I made that book with Robin Page, my frequent co-author (and wife). She and I came up with all of the interactive elements of the book. When we proposed doing a pop-up book, we naively thought that we’d simply suggest engineering ideas and clever people somewhere would work out the details. As it turned out, we made functioning versions of all the pop-up elements by hand (many times). We’d send them to the printer, who would send back their interpretation of our dummied levers, flaps, and windows. It took a few rounds of this process before they understood what we wanted (the printer was in China, and I think there were some language issues). Robin did most of the actual engineering. Ultimately, it came out pretty close to what we had envisioned.

2. Where do you get all of those beautiful papers?

I’ve been collecting them for years. When we travel to other cities, I always visit art and paper stores, occasionally finding treasures. There is one store in New York City — it’s called New York Central — that has a fantastic paper department. It is the largest single source of my papers. Some of them are utilitarian: paper bags, wrapping paper, etc. I also make a few paste papers. These are Arches watercolor paper with an acrylic paint and wallpaper paste mixture that is rolled on, daubed on, splattered, and so on.

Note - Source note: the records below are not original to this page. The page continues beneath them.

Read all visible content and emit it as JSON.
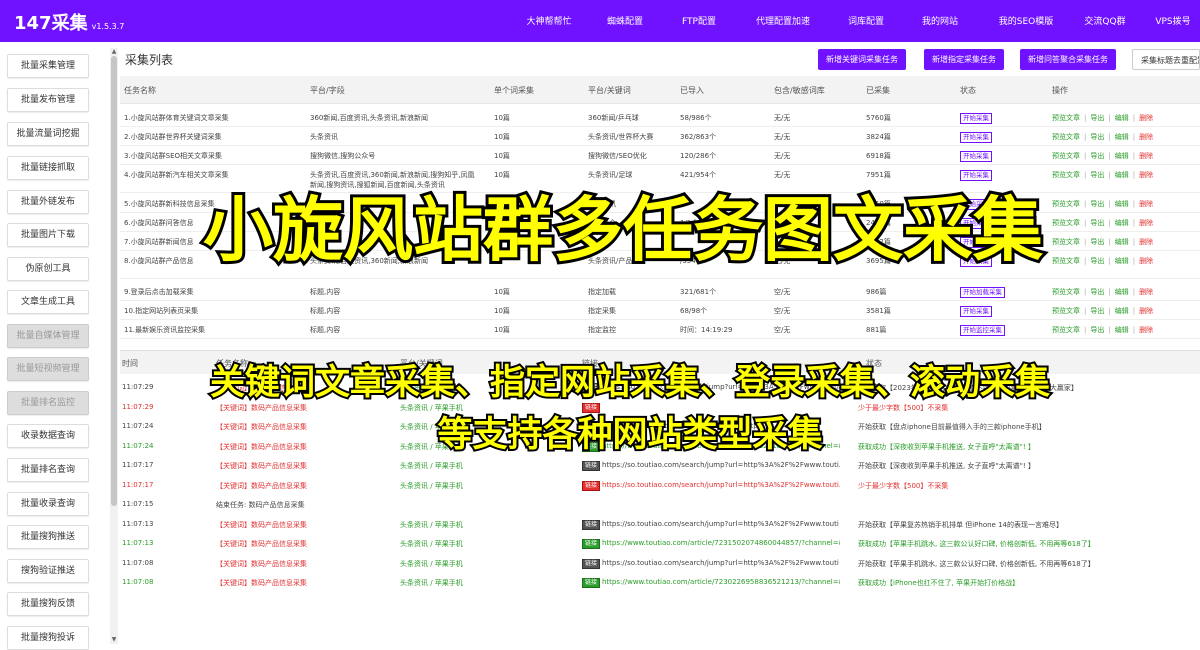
{
  "app": {
    "title": "147采集",
    "version": "v1.5.3.7"
  },
  "nav": [
    "大神帮帮忙",
    "蜘蛛配置",
    "FTP配置",
    "代理配置加速",
    "词库配置",
    "我的网站",
    "我的SEO模版",
    "交流QQ群",
    "VPS拨号"
  ],
  "sidebar": [
    "批量采集管理",
    "批量发布管理",
    "批量流量词挖掘",
    "批量链接抓取",
    "批量外链发布",
    "批量图片下载",
    "伪原创工具",
    "文章生成工具",
    "批量自媒体管理",
    "批量短视频管理",
    "批量排名监控",
    "收录数据查询",
    "批量排名查询",
    "批量收录查询",
    "批量搜狗推送",
    "搜狗验证推送",
    "批量搜狗反馈",
    "批量搜狗投诉"
  ],
  "page_title": "采集列表",
  "actions": [
    "新增关键词采集任务",
    "新增指定采集任务",
    "新增问答聚合采集任务",
    "采集标题去重配置"
  ],
  "table": {
    "headers": [
      "任务名称",
      "平台/字段",
      "单个词采集",
      "平台/关键词",
      "已导入",
      "包含/敏感词库",
      "已采集",
      "状态",
      "操作"
    ],
    "rows": [
      {
        "name": "1.小旋风站群体育关键词文章采集",
        "fields": "360新闻,百度资讯,头条资讯,新浪新闻",
        "single": "10篇",
        "platform": "360新闻/乒乓球",
        "imported": "58/986个",
        "incl": "无/无",
        "collected": "5760篇",
        "status": "开始采集"
      },
      {
        "name": "2.小旋风站群世界杯关键词采集",
        "fields": "头条资讯",
        "single": "10篇",
        "platform": "头条资讯/世界杯大赛",
        "imported": "362/863个",
        "incl": "无/无",
        "collected": "3824篇",
        "status": "开始采集"
      },
      {
        "name": "3.小旋风站群SEO相关文章采集",
        "fields": "搜狗微信,搜狗公众号",
        "single": "10篇",
        "platform": "搜狗微信/SEO优化",
        "imported": "120/286个",
        "incl": "无/无",
        "collected": "6918篇",
        "status": "开始采集"
      },
      {
        "name": "4.小旋风站群新汽车相关文章采集",
        "fields": "头条资讯,百度资讯,360新闻,新浪新闻,搜狗知乎,凤凰新闻,搜狗资讯,搜狐新闻,百度新闻,头条资讯",
        "single": "10篇",
        "platform": "头条资讯/足球",
        "imported": "421/954个",
        "incl": "无/无",
        "collected": "7951篇",
        "status": "开始采集"
      },
      {
        "name": "5.小旋风站群新科技信息采集",
        "fields": "",
        "single": "",
        "platform": "头条资讯",
        "imported": "",
        "incl": "空/无",
        "collected": "1850篇",
        "status": "开始采集"
      },
      {
        "name": "6.小旋风站群问答信息",
        "fields": "",
        "single": "",
        "platform": "问答聚合",
        "imported": "1/1个",
        "incl": "空/无",
        "collected": "2456篇",
        "status": "开始采集"
      },
      {
        "name": "7.小旋风站群新闻信息",
        "fields": "",
        "single": "",
        "platform": "",
        "imported": "",
        "incl": "无/无",
        "collected": "8532篇",
        "status": "开始采集"
      },
      {
        "name": "8.小旋风站群产品信息",
        "fields": "头条资讯,百度资讯,360新闻,新浪新闻",
        "single": "",
        "platform": "头条资讯/产品",
        "imported": "/954个",
        "incl": "无/无",
        "collected": "3695篇",
        "status": "开始采集"
      },
      {
        "name": "9.登录后点击加载采集",
        "fields": "标题,内容",
        "single": "10篇",
        "platform": "指定加载",
        "imported": "321/681个",
        "incl": "空/无",
        "collected": "986篇",
        "status": "开始加载采集"
      },
      {
        "name": "10.指定网站列表页采集",
        "fields": "标题,内容",
        "single": "10篇",
        "platform": "指定采集",
        "imported": "68/98个",
        "incl": "空/无",
        "collected": "3581篇",
        "status": "开始采集"
      },
      {
        "name": "11.最新娱乐资讯监控采集",
        "fields": "标题,内容",
        "single": "10篇",
        "platform": "指定监控",
        "imported": "时间：14:19:29",
        "incl": "空/无",
        "collected": "881篇",
        "status": "开始监控采集"
      }
    ],
    "op_labels": [
      "预览文章",
      "导出",
      "编辑",
      "删除"
    ]
  },
  "log": {
    "headers": [
      "时间",
      "任务名称",
      "平台/关键词",
      "链接",
      "状态"
    ],
    "rows": [
      {
        "time": "11:07:29",
        "task": "【关键词】数码产品信息采集",
        "kw": "头条资讯 / 苹果手机",
        "tag": "链接",
        "url": "https://so.toutiao.com/search/jump?url=http%3A%2F%2Fwww.toutiao",
        "msg": "开始获取【2023年618手机大战收官 不错此报的苹果, 又是最大赢家】",
        "color": "gray",
        "tagc": "dark"
      },
      {
        "time": "11:07:29",
        "task": "【关键词】数码产品信息采集",
        "kw": "头条资讯 / 苹果手机",
        "tag": "链接",
        "url": "",
        "msg": "少于最少字数【500】不采集",
        "color": "red",
        "tagc": "red"
      },
      {
        "time": "11:07:24",
        "task": "【关键词】数码产品信息采集",
        "kw": "头条资讯 / 苹果手机",
        "tag": "链接",
        "url": "https://so.toutiao.com/search/jump?url=http",
        "msg": "开始获取【盘点iphone目前最值得入手的三款iphone手机】",
        "color": "gray",
        "tagc": "dark"
      },
      {
        "time": "11:07:24",
        "task": "【关键词】数码产品信息采集",
        "kw": "头条资讯 / 苹果手机",
        "tag": "链接",
        "url": "https://www.toutiao.com/article/7245062749326180879/?channel=&...",
        "msg": "获取成功【深夜收到苹果手机推送, 女子直呼\"太离谱\"! 】",
        "color": "green",
        "tagc": "green"
      },
      {
        "time": "11:07:17",
        "task": "【关键词】数码产品信息采集",
        "kw": "头条资讯 / 苹果手机",
        "tag": "链接",
        "url": "https://so.toutiao.com/search/jump?url=http%3A%2F%2Fwww.touti...",
        "msg": "开始获取【深夜收到苹果手机推送, 女子直呼\"太离谱\"! 】",
        "color": "gray",
        "tagc": "dark"
      },
      {
        "time": "11:07:17",
        "task": "【关键词】数码产品信息采集",
        "kw": "头条资讯 / 苹果手机",
        "tag": "链接",
        "url": "https://so.toutiao.com/search/jump?url=http%3A%2F%2Fwww.touti...",
        "msg": "少于最少字数【500】不采集",
        "color": "red",
        "tagc": "red"
      },
      {
        "time": "11:07:15",
        "task": "结束任务: 数码产品信息采集",
        "kw": "",
        "tag": "",
        "url": "",
        "msg": "",
        "color": "gray",
        "tagc": ""
      },
      {
        "time": "11:07:13",
        "task": "【关键词】数码产品信息采集",
        "kw": "头条资讯 / 苹果手机",
        "tag": "链接",
        "url": "https://so.toutiao.com/search/jump?url=http%3A%2F%2Fwww.touti",
        "msg": "开始获取【苹果复苏热销手机排单 但iPhone 14的表现一言难尽】",
        "color": "gray",
        "tagc": "dark"
      },
      {
        "time": "11:07:13",
        "task": "【关键词】数码产品信息采集",
        "kw": "头条资讯 / 苹果手机",
        "tag": "链接",
        "url": "https://www.toutiao.com/article/7231502074860044857/?channel=&...",
        "msg": "获取成功【苹果手机跳水, 这三款公认好口碑, 价格创新低, 不用再等618了】",
        "color": "green",
        "tagc": "green"
      },
      {
        "time": "11:07:08",
        "task": "【关键词】数码产品信息采集",
        "kw": "头条资讯 / 苹果手机",
        "tag": "链接",
        "url": "https://so.toutiao.com/search/jump?url=http%3A%2F%2Fwww.touti",
        "msg": "开始获取【苹果手机跳水, 这三款公认好口碑, 价格创新低, 不用再等618了】",
        "color": "gray",
        "tagc": "dark"
      },
      {
        "time": "11:07:08",
        "task": "【关键词】数码产品信息采集",
        "kw": "头条资讯 / 苹果手机",
        "tag": "链接",
        "url": "https://www.toutiao.com/article/7230226958836521213/?channel=&",
        "msg": "获取成功【iPhone也扛不住了, 苹果开始打价格战】",
        "color": "green",
        "tagc": "green"
      }
    ]
  },
  "overlay": {
    "title": "小旋风站群多任务图文采集",
    "line1": "关键词文章采集、指定网站采集、登录采集、滚动采集",
    "line2": "等支持各种网站类型采集"
  },
  "colors": {
    "brand": "#7012ff",
    "success": "#2a9d2a",
    "danger": "#e23131",
    "overlay_text": "#ffff00"
  }
}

3. Do you have a favorite upside down animal?

I find the pangolin especially fascinating.

4. What do grownups ALWAYS ask you?

Where do I get my papers?

5. What do kids ALWAYS ask you?

How old were you when you wrote your first book? (40)

6. What is the most interesting thing you learned about an animal while doing your research?

Boy, it would be tough to narrow that down to one creature feature. I recently finished a book about animal eyes, and learned that the eyes of the mantis shrimp have 12 different color receptors (compared to our three). They can see all kind of things invisible to us.

See what I mean, you guys? That’s the kind of stuff that is in a Steve Jenkins book!



1. Post your favorite animal fact in the comments section to win a copy of Animals Upside Down or The Animal Book

2. Spread the word about the giveaway on any social media platform! Every time you blog, tweet, or Facebook about the giveaway you get another entry. Just send an email with a link to your Facebook page, twitter feed, or blog to: robin (at) blueeggbooks (dot) com.

3. I’ll announce the winners on Monday, March 3rd!



Stars, by Mary Lynn Ray & Marla Frazee

I love the winter sky!

While so many of our days’ hours are dark, it seems a shame to spend them all inside. I’ve spent some wonderful moments snuggled up in one big winter coat with a drowsy kiddo. You don’t need to know the names of the stars, planets, and constellations for that time to be magic, but it helps. The words themselves are a beautiful lullaby, whether you’re crunching across snow, littered leaves, or smooth sidewalks. The names can be sung, whispered, and giggled. Moon, meteor, Mercury, Mars, Jupiter, Venus. Spica, and Saturn. Sing them all while the earth makes it’s turn, round its axis, round our sun. It will be fun!

I’ve been using Space.com‘s stargazing guide and the month ahead looks to be lovely.

If you have early, EARLY risers like mine you might catch the Quadrantid Meteor Shower before dawn on January second and third.


On January 23 you can view the bright star, Spica, quite close to the Moon, with Mars looming above at around five in the morning EST.


And at sunrise, on January 28, we will see Venus close to the slender crescent of our moon!


Happy gazing,

❤ Robin

P.S. – We’ve been love, love, loving, STARS, by Mary Lynn Ray and Marla Frazee. Go catch a copy!


Pocket Full of Posies, by Salley Mavor

I love this Rabbitat video on Salley Mavor and her wonderful fabric relief artwork. Something about it is just magical! I watched it with the six-year old and we spent the day making art together.

RABBITAT from Daniel Cojanu on Vimeo.


We have several of Salley’s books at home, but Pocket Full of Posies: A Treasury of Nursery Rhymes is our absolute, thimbles down, favorite collection of traditional rhymes! Take a peek at my favorite spread:


Happy reading!

❤ Robin